updated 11/26/2010 AT 10:10 AM ET
•originally published 11/26/2010 AT 10:30 AM ET
During Wednesday’s Survivor recap show, we learned that NaOnka has a heart, that Kelly Purple has a voice, that Sash has a final-two deal with every lady in New York, and that Fabio has surpassed Boo as the most injury-prone Survivor ever. But because no strategy played out, there will be no Fishies.
Instead, I’m going to present my five nominees for Fancast’s upcoming Survivor Hall of Fame.
I’m ambivalent about these Hall of Fame shenanigans. For one thing, an enormous amount of luck goes into Survivor. Sometimes an amazing player will simply be at the mercy of events [Guatemala’s Brian Corridan comes to mind].
For another, lots of players only come into their own on a second go-around, after having watched their mistakes play out on television. Nobody would remember Parvati if she hadn’t been given a second shot on Micronesia: Fans vs. Favorites.
Most importantly, I probably won’t be included in this round of inductees, so how can I support that? Fancast should be releasing a list of best Survivor: Tocantins runner-ups. I think I’d have a decent shot.
With that in mind, I’ve decided to make my list based not on a player’s “skill,” but instead on their lasting impact on the franchise. Below are my nominees:

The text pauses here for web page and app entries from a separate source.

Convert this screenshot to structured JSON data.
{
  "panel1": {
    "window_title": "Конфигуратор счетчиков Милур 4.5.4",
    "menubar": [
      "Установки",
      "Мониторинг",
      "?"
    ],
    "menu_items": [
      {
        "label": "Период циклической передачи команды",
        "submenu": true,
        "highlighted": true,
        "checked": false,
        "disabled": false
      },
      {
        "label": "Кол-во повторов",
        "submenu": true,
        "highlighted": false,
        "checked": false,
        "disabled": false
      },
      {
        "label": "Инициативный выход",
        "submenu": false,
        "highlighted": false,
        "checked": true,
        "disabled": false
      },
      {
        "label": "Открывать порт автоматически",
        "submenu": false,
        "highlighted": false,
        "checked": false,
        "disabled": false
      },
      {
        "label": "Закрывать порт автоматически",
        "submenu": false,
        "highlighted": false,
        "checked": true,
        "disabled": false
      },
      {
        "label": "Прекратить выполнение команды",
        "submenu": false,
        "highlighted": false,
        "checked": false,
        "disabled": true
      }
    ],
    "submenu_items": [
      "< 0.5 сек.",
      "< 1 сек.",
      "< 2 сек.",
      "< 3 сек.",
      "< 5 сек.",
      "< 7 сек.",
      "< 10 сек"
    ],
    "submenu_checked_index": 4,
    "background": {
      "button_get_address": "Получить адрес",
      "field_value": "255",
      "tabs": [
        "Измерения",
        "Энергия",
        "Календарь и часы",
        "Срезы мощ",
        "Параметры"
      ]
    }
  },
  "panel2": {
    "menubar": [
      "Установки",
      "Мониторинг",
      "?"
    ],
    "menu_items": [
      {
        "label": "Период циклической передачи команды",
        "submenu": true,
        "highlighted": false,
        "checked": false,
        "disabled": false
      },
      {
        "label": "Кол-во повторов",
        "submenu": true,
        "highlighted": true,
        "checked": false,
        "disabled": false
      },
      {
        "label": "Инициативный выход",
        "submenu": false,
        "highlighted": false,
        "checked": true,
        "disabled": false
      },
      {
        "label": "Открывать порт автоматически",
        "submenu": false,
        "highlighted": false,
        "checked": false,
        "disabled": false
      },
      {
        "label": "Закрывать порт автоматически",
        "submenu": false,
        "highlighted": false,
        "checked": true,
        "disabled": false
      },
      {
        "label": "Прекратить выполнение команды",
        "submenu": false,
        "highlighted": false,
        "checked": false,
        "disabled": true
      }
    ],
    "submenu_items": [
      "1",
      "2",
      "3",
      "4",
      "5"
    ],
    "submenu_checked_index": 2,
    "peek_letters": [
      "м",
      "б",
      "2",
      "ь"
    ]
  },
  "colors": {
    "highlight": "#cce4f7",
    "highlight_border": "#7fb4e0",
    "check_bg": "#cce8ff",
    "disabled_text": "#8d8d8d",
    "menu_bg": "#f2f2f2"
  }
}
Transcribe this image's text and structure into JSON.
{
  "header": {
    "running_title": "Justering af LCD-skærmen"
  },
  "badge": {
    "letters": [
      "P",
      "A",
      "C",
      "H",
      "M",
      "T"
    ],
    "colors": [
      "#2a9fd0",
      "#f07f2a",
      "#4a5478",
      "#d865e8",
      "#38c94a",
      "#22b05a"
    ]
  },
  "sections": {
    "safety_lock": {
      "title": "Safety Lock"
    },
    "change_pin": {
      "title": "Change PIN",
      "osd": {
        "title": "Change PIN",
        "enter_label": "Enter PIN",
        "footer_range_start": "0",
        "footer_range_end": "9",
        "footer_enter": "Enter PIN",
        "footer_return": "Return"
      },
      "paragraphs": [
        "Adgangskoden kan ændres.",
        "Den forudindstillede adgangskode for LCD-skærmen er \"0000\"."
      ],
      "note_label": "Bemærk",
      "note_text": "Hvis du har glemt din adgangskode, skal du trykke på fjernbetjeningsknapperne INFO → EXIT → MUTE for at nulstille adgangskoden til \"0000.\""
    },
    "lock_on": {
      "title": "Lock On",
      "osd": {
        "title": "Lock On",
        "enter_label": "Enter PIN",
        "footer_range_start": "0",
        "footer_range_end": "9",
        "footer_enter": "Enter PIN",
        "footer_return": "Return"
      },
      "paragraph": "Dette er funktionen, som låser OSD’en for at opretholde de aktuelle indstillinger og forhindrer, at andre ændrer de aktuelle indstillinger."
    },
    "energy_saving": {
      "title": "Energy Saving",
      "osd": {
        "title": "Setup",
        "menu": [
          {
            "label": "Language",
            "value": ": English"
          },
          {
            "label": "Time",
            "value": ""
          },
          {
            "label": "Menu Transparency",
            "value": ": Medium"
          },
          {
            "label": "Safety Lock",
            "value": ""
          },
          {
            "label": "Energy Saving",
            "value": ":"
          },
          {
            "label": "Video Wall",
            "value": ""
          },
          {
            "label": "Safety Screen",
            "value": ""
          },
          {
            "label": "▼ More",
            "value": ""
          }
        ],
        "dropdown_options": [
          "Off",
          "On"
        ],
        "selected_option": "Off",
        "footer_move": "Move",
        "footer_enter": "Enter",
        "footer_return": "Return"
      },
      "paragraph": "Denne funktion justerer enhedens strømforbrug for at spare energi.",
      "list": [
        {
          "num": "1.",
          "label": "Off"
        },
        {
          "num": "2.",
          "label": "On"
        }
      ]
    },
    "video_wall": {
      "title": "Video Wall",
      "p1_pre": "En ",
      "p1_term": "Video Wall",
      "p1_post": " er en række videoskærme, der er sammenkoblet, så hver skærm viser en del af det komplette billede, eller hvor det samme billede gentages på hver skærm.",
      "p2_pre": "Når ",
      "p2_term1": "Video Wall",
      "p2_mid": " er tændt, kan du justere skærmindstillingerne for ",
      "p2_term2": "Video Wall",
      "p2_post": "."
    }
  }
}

Richard Hatch: The original winner is the only non-debatable entry. While Greg Buis was capering about with his coconut phone, and Sean Kenniff practiced his A-B-Cs, Hatch invented the alliance, threw challenges, and ultimately won. Hatch is almost as responsible for inventing Survivor as is Mark Burnett.
‘Boston Rob’ Mariano: Jeff Probst has said: “If I had to put money down on one player every single time, it would be Boston Rob.” With a 0-3 record, that is one of the statistically worst bets he could make [the others being Cirie, James, Rupert, Stephenie, Amanda, Jerri and Colby]. But there’s no question that Boston Rob’s no-holds-barred attitude during All-Stars changed the game. Rob tossed out the bonds of friendship and questions of who “deserved” to be in the game in his drive to win.
Russell Hantz: Is Russell the greatest player not to win, or is he the perfect jury goat? On whichever side you come down, Survivor: Nicaragua is a testament to Russell’s lasting impact – and it’s not for his strategic savvy. As I wrote before, Survivor has become so self-aware that nothing is out of bounds. Destroy clothes, steal food, act as reprehensible as you can – it’s the surest way to get to the end. Like Boston Rob before him, Russell’s made Survivor a more aggressive game. And for the viewers at home, that’s a good thing.
Brian Heidik: “I think one of the most important skills, especially out here, is just listening. Taking it all in. Not saying much. Even when you’re hungry as heck, hot as heck, emotions are high, you’ve gotta remember to keep that character cool.” So saith Brian Heidik, aka Mr. Freeze, possibly the coolest cat in Survivor history. Gamer masterminds from Cirie to Fairplay to Stephen have known that the best thing you can do is shut up and let people talk. Heidik was one of the first to understand that you don’t have to be the one driving to actually be in control.
Sandra Diaz-Twine: It’s hard to argue with results. Probst really should be putting his money on Sassy Sandra, the game’s only double winner. Take a memo, Russell: all the big moves and high drama don’t matter if you can’t win a jury vote.
TELL US: Who do you think should be in the Hall of Fame?